Windsor and Thunder Bay were the only major cities in the country to see their populations decline.

Out west, Alberta’s population jumped 10.2 per cent from its 2006 level, and Saskatchewan, long a net exporter of people, saw an above-average population increase of 6.7 per cent. Also, for the first time ever, the provinces west of Ontario (the Prairies and BC) out-populated Quebec and the Maritimes, due primarily to growth in Alberta and Saskatchewan.

What all these numbers reflect (beyond the commitment of successive governments to packing people into the country until every once-arable acre hosts a Home Depot and a Timmy’s drive-through) is the new economic reality in Canada: 145 years post-Confederation, we’re still a resource-based economy, shipping our oil and potash to industrial powers that will use them to build iPads they can ship back here for sale.

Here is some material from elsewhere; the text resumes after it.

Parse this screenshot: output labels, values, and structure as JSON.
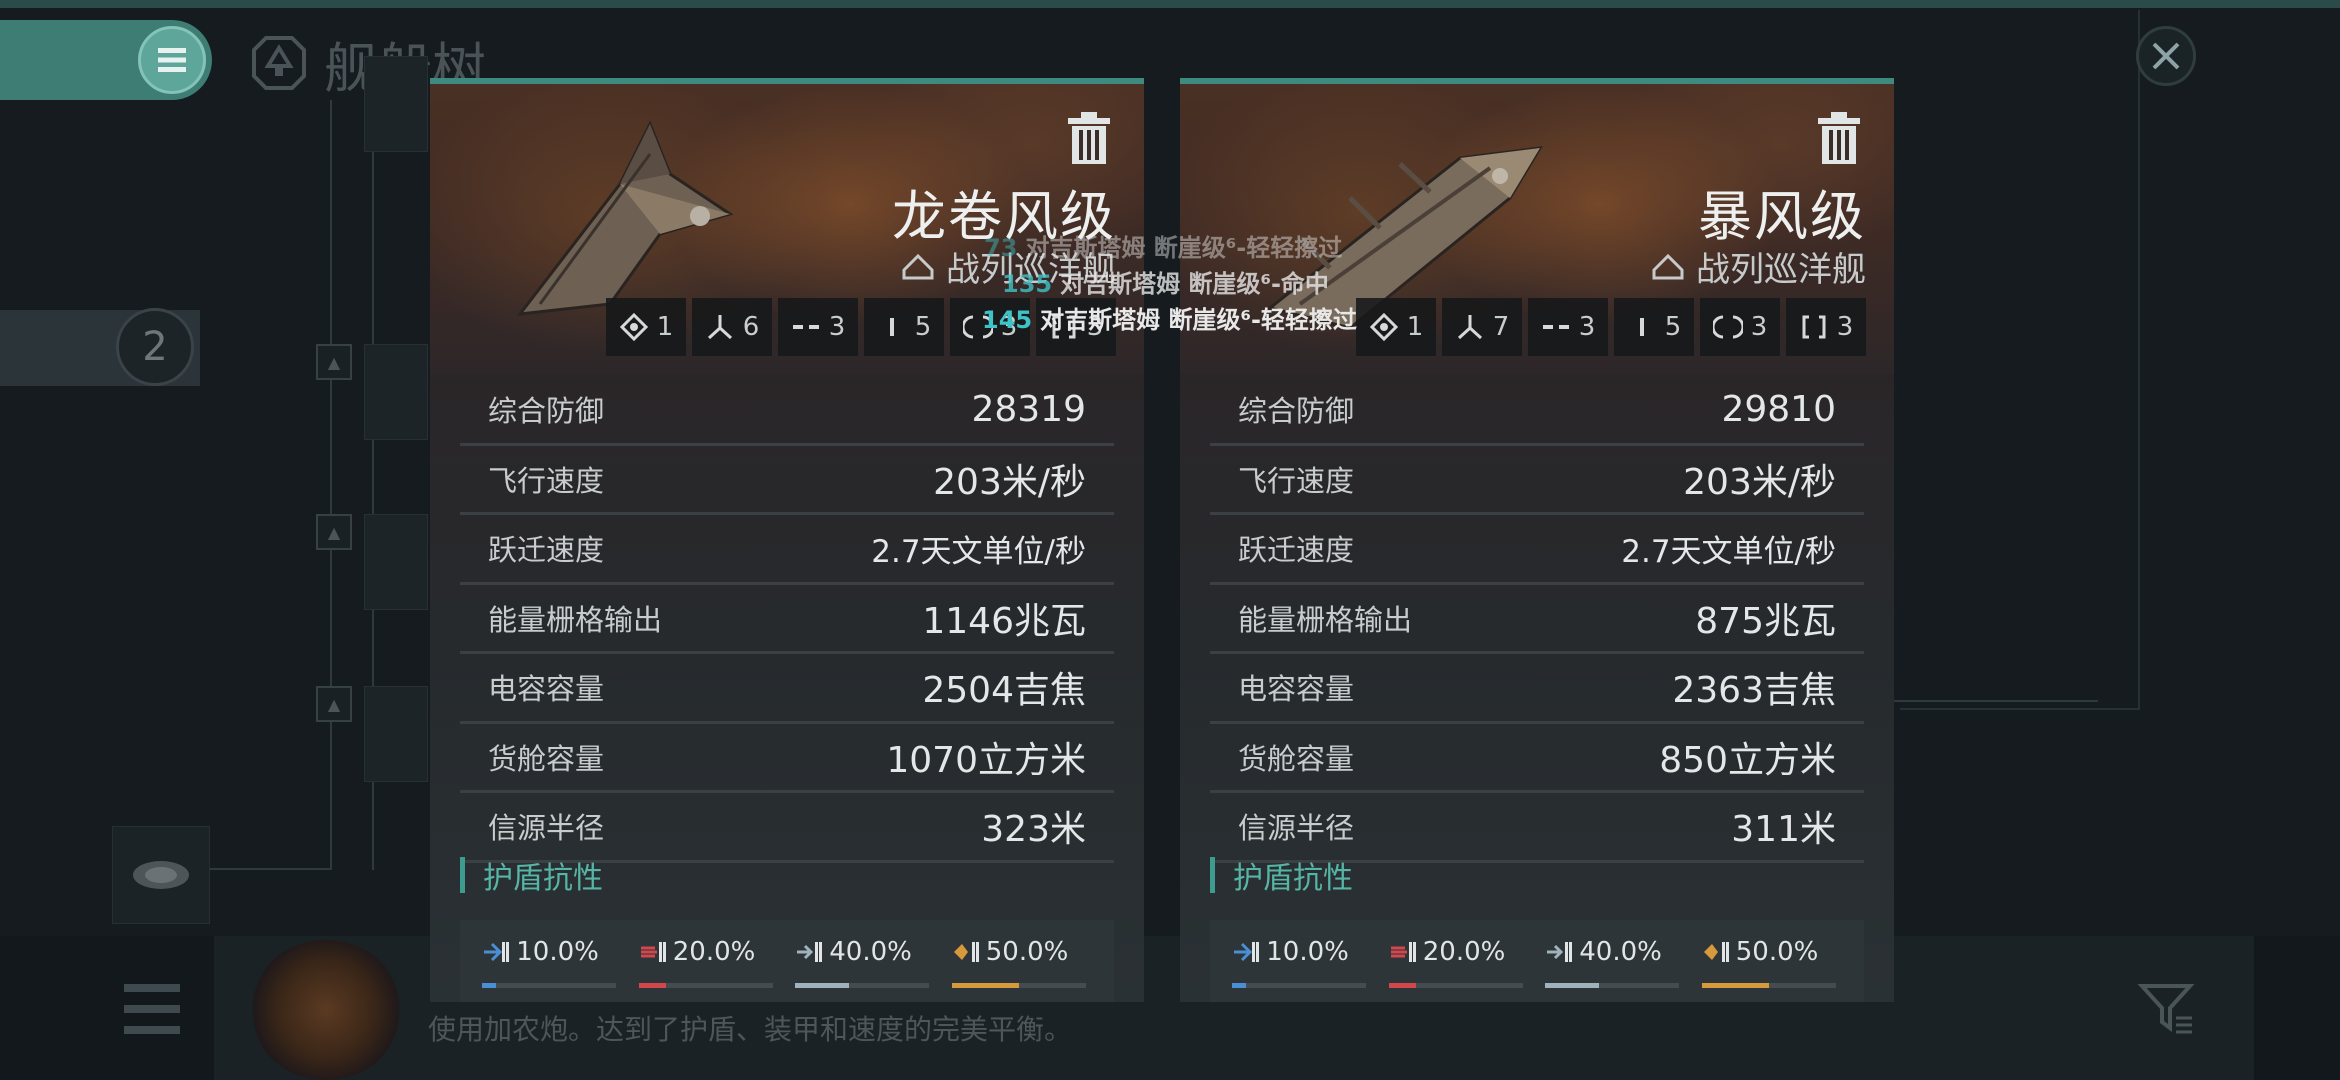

The resource du jour, of course, is oil, notably the stuff that gets dug out of the tar-drenched wasteland that is the Alberta oil sands. Environmental catastrope or not, Mordor West creates jobs and tax revenues, and there’s no equivalent money machine hiding in the Ontario bush.

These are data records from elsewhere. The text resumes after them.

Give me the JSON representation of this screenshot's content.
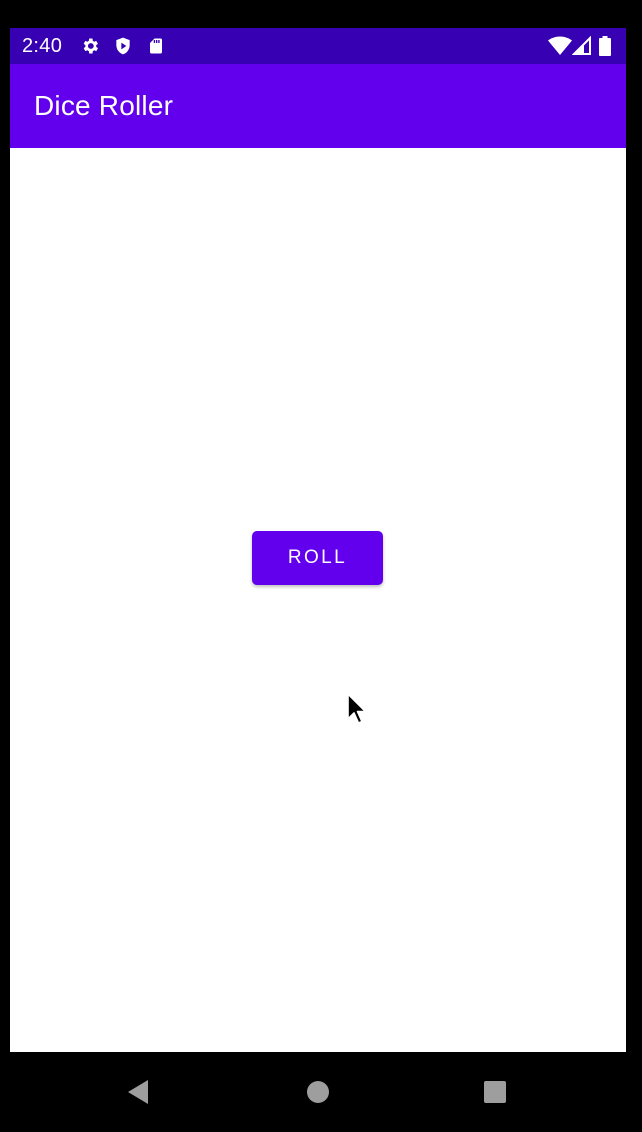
{
  "status_bar": {
    "time": "2:40",
    "icons": [
      "gear-icon",
      "shield-play-icon",
      "sd-card-icon",
      "wifi-icon",
      "cell-signal-icon",
      "battery-icon"
    ]
  },
  "app_bar": {
    "title": "Dice Roller"
  },
  "main": {
    "roll_button_label": "ROLL"
  },
  "nav_bar": {
    "icons": [
      "back-icon",
      "home-icon",
      "recents-icon"
    ]
  },
  "colors": {
    "primary": "#6200ee",
    "primary_dark": "#3700b3",
    "background": "#ffffff",
    "on_primary": "#ffffff"
  }
}
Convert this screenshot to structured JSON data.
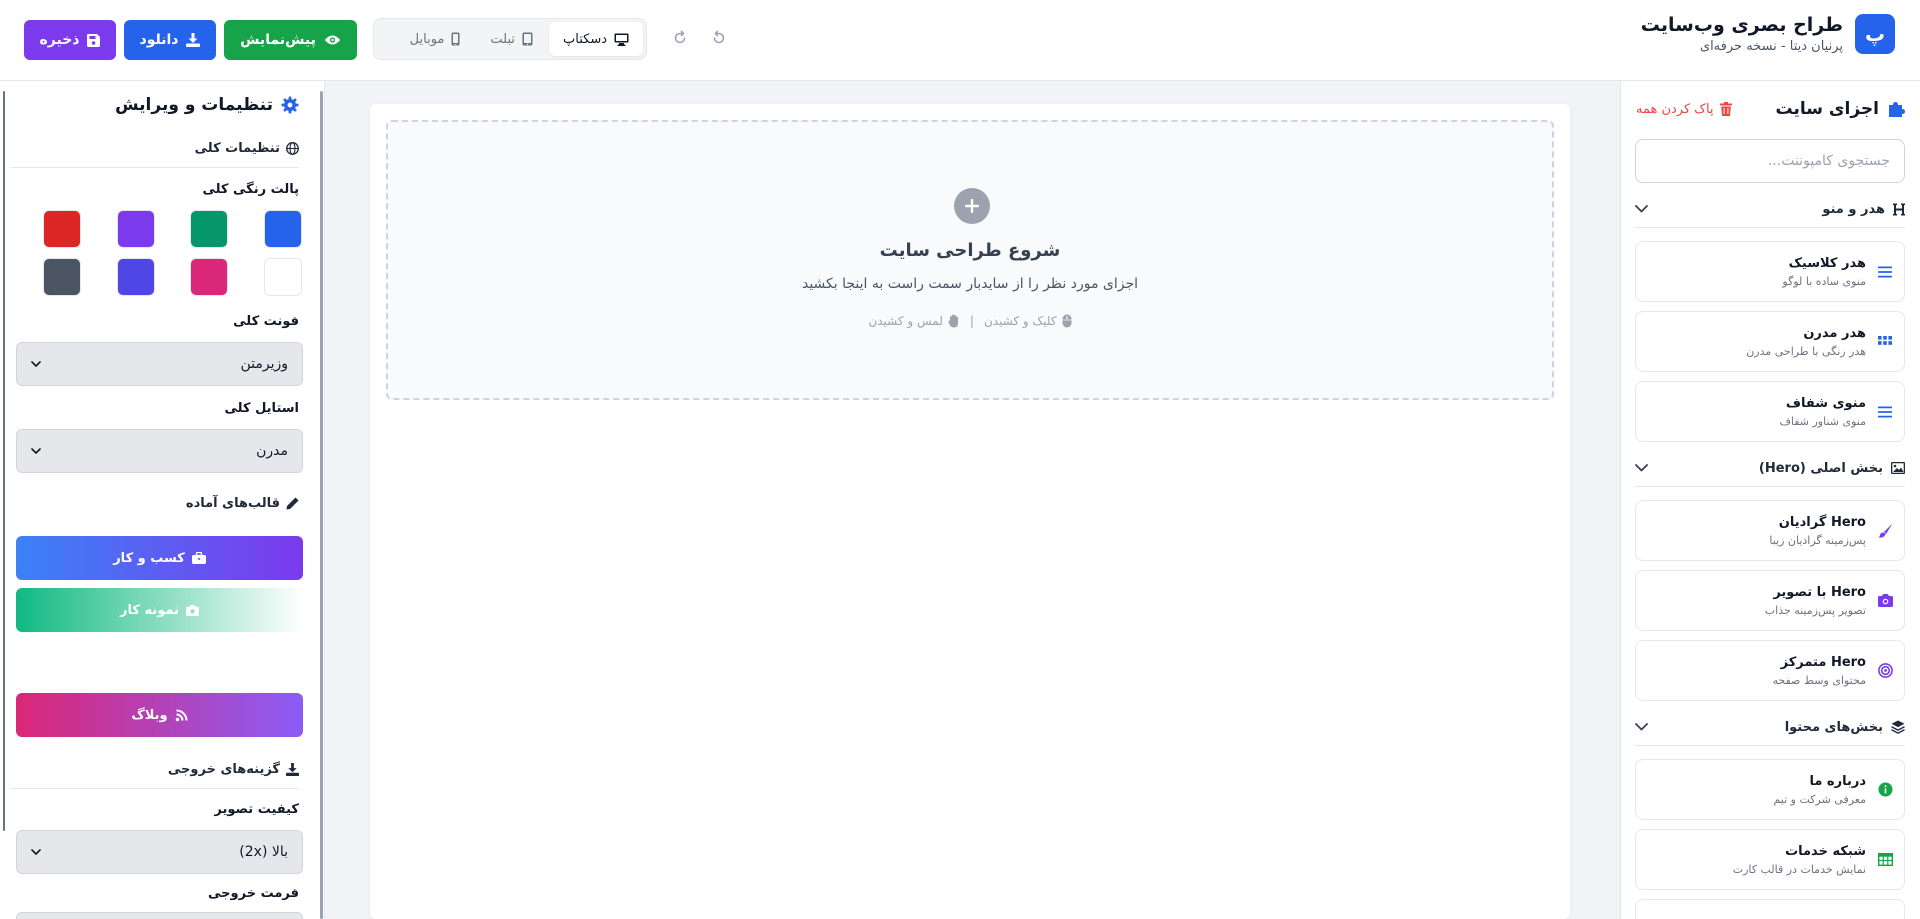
{
  "header": {
    "logo_letter": "پ",
    "title": "طراح بصری وب‌سایت",
    "subtitle": "پرنیان دیتا - نسخه حرفه‌ای",
    "devices": [
      {
        "label": "دسکتاپ",
        "icon": "desktop-icon",
        "active": true
      },
      {
        "label": "تبلت",
        "icon": "tablet-icon",
        "active": false
      },
      {
        "label": "موبایل",
        "icon": "mobile-icon",
        "active": false
      }
    ],
    "actions": {
      "preview": {
        "label": "پیش‌نمایش",
        "icon": "eye-icon",
        "color": "#16a34a"
      },
      "download": {
        "label": "دانلود",
        "icon": "download-icon",
        "color": "#2563eb"
      },
      "save": {
        "label": "ذخیره",
        "icon": "floppy-icon",
        "color": "#7c3aed"
      }
    }
  },
  "components_panel": {
    "title": "اجزای سایت",
    "clear_label": "پاک کردن همه",
    "search_placeholder": "جستجوی کامپوننت...",
    "categories": [
      {
        "label": "هدر و منو",
        "icon": "heading-icon",
        "items": [
          {
            "title": "هدر کلاسیک",
            "desc": "منوی ساده با لوگو",
            "icon": "bars-icon",
            "icon_color": "#2563eb"
          },
          {
            "title": "هدر مدرن",
            "desc": "هدر رنگی با طراحی مدرن",
            "icon": "grid-icon",
            "icon_color": "#2563eb"
          },
          {
            "title": "منوی شفاف",
            "desc": "منوی شناور شفاف",
            "icon": "bars-icon",
            "icon_color": "#2563eb"
          }
        ]
      },
      {
        "label": "بخش اصلی (Hero)",
        "icon": "image-icon",
        "items": [
          {
            "title": "Hero گرادیان",
            "desc": "پس‌زمینه گرادیان زیبا",
            "icon": "brush-icon",
            "icon_color": "#7c3aed"
          },
          {
            "title": "Hero با تصویر",
            "desc": "تصویر پس‌زمینه جذاب",
            "icon": "camera-icon",
            "icon_color": "#7c3aed"
          },
          {
            "title": "Hero متمرکز",
            "desc": "محتوای وسط صفحه",
            "icon": "target-icon",
            "icon_color": "#7c3aed"
          }
        ]
      },
      {
        "label": "بخش‌های محتوا",
        "icon": "layers-icon",
        "items": [
          {
            "title": "درباره ما",
            "desc": "معرفی شرکت و تیم",
            "icon": "info-icon",
            "icon_color": "#16a34a"
          },
          {
            "title": "شبکه خدمات",
            "desc": "نمایش خدمات در قالب کارت",
            "icon": "table-icon",
            "icon_color": "#16a34a"
          }
        ]
      }
    ]
  },
  "canvas": {
    "title": "شروع طراحی سایت",
    "desc": "اجزای مورد نظر را از سایدبار سمت راست به اینجا بکشید",
    "hint_mouse": "کلیک و کشیدن",
    "hint_touch": "لمس و کشیدن",
    "separator": "|"
  },
  "settings_panel": {
    "title": "تنظیمات و ویرایش",
    "general_section": "تنظیمات کلی",
    "palette_label": "پالت رنگی کلی",
    "palette": [
      "#2563eb",
      "#059669",
      "#7c3aed",
      "#dc2626",
      "#ffffff",
      "#db2777",
      "#4f46e5",
      "#4b5563"
    ],
    "font_label": "فونت کلی",
    "font_value": "وزیرمتن",
    "style_label": "استایل کلی",
    "style_value": "مدرن",
    "templates_section": "قالب‌های آماده",
    "templates": [
      {
        "label": "کسب و کار",
        "icon": "briefcase-icon"
      },
      {
        "label": "نمونه کار",
        "icon": "camera-icon"
      },
      {
        "label": "وبلاگ",
        "icon": "blog-icon"
      }
    ],
    "export_section": "گزینه‌های خروجی",
    "quality_label": "کیفیت تصویر",
    "quality_value": "بالا (2x)",
    "format_label": "فرمت خروجی"
  }
}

At the same time, Ontario’s manufacturing base continues to implode—a trend unlikely to turn around as long as quaint foreigners are ready to build widgets for pennies a day.

But what about Toronto? We’re still Canada’s prime destination for immigrants, our housing market is holding up. Should we be worried?

Yep. Toronto still gets more than its share of new Canadians. They’re drawn here partly by opportunities in the financial and other sectors, but also by the large immigrant communities that are already here—or otherwise because this is where the plane landed. As opportunity shifts west, the propensity of Canucks-in-training to head to Calgary or Regina rather than Hogtown will accelerate.

We also have hard prognostication to back up our feeling that we’re being left behind. The Conference Board of Canada this month published a report suggesting that economic growth in Ontario will decline to an anemic 1.9 per cent and remain crappy for the next few years at least. The number is lower than the growth figure used in Ontario’s government projections, meaning that we can forget about belt-tightening and resign ourselves to holding up our pants with twine if we ever want to pay off our deficit.

The situation isn’t irretrievable by any means. But lacking black gold, and with manufacturing not likely to make a comeback, the end game for the province and the city has to be knowledge-based industries and new technologies. The Liberal government knows this, which is why Dalton McGuinty wants to be known as the education premier. It’s also the motive behind the expensive and controversial green energy programs, which are intended to make Ontario a leader in an industry still in the early stages of its development.

It’s unclear whether these strategies will work with a weak economy, reducing the tax revenues needed to pay for them. Whatever we end up doing now will be critical in determining whether the next generation of Ontarians spend their summer days at the Stampede or at the Ex.